> [Task requirements]
All the entries that follow are to be returned exactly.

(Saved data entries)
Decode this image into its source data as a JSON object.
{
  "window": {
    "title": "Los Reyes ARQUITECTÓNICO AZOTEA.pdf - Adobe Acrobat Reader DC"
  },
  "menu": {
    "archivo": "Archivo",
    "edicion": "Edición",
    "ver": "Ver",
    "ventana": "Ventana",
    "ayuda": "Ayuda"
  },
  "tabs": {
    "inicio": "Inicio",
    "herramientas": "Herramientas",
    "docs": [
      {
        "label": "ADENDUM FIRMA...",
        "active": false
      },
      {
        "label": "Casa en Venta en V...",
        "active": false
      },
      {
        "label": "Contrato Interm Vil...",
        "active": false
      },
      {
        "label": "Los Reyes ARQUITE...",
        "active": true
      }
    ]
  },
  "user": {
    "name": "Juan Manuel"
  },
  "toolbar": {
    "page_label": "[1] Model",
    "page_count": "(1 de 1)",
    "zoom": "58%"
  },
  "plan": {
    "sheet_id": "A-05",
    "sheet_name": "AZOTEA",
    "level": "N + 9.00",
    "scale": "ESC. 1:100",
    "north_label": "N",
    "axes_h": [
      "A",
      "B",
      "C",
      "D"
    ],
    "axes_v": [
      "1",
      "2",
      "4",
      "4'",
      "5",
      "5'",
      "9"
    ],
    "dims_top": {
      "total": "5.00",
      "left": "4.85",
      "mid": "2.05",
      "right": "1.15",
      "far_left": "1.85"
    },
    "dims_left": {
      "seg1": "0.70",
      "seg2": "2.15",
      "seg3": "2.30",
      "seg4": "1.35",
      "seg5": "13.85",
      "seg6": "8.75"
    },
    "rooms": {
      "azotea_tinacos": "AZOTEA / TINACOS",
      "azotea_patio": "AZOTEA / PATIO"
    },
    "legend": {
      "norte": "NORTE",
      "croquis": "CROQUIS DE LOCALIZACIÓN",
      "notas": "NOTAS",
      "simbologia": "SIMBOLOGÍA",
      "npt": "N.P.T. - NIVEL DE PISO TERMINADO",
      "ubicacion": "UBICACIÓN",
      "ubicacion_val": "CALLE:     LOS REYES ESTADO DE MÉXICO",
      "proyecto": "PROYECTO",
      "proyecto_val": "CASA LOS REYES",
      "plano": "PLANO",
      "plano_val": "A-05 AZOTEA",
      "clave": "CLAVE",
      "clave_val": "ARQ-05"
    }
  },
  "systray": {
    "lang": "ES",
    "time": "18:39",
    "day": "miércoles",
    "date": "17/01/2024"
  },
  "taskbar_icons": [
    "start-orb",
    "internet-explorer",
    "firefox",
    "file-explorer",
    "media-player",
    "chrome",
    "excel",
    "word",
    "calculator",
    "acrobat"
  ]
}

> [Response to the exercise]
Decode this image into its source data as a JSON object.
{
  "window": {
    "title": "Los Reyes ARQUITECTÓNICO AZOTEA.pdf - Adobe Acrobat Reader DC"
  },
  "menu": {
    "archivo": "Archivo",
    "edicion": "Edición",
    "ver": "Ver",
    "ventana": "Ventana",
    "ayuda": "Ayuda"
  },
  "tabs": {
    "inicio": "Inicio",
    "herramientas": "Herramientas",
    "docs": [
      {
        "label": "ADENDUM FIRMA...",
        "active": false
      },
      {
        "label": "Casa en Venta en V...",
        "active": false
      },
      {
        "label": "Contrato Interm Vil...",
        "active": false
      },
      {
        "label": "Los Reyes ARQUITE...",
        "active": true
      }
    ]
  },
  "user": {
    "name": "Juan Manuel"
  },
  "toolbar": {
    "page_label": "[1] Model",
    "page_count": "(1 de 1)",
    "zoom": "58%"
  },
  "plan": {
    "sheet_id": "A-05",
    "sheet_name": "AZOTEA",
    "level": "N + 9.00",
    "scale": "ESC. 1:100",
    "north_label": "N",
    "axes_h": [
      "A",
      "B",
      "C",
      "D"
    ],
    "axes_v": [
      "1",
      "2",
      "4",
      "4'",
      "5",
      "5'",
      "9"
    ],
    "dims_top": {
      "total": "5.00",
      "left": "4.85",
      "mid": "2.05",
      "right": "1.15",
      "far_left": "1.85"
    },
    "dims_left": {
      "seg1": "0.70",
      "seg2": "2.15",
      "seg3": "2.30",
      "seg4": "1.35",
      "seg5": "13.85",
      "seg6": "8.75"
    },
    "rooms": {
      "azotea_tinacos": "AZOTEA / TINACOS",
      "azotea_patio": "AZOTEA / PATIO"
    },
    "legend": {
      "norte": "NORTE",
      "croquis": "CROQUIS DE LOCALIZACIÓN",
      "notas": "NOTAS",
      "simbologia": "SIMBOLOGÍA",
      "npt": "N.P.T. - NIVEL DE PISO TERMINADO",
      "ubicacion": "UBICACIÓN",
      "ubicacion_val": "CALLE:     LOS REYES ESTADO DE MÉXICO",
      "proyecto": "PROYECTO",
      "proyecto_val": "CASA LOS REYES",
      "plano": "PLANO",
      "plano_val": "A-05 AZOTEA",
      "clave": "CLAVE",
      "clave_val": "ARQ-05"
    }
  },
  "systray": {
    "lang": "ES",
    "time": "18:39",
    "day": "miércoles",
    "date": "17/01/2024"
  },
  "taskbar_icons": [
    "start-orb",
    "internet-explorer",
    "firefox",
    "file-explorer",
    "media-player",
    "chrome",
    "excel",
    "word",
    "calculator",
    "acrobat"
  ]
}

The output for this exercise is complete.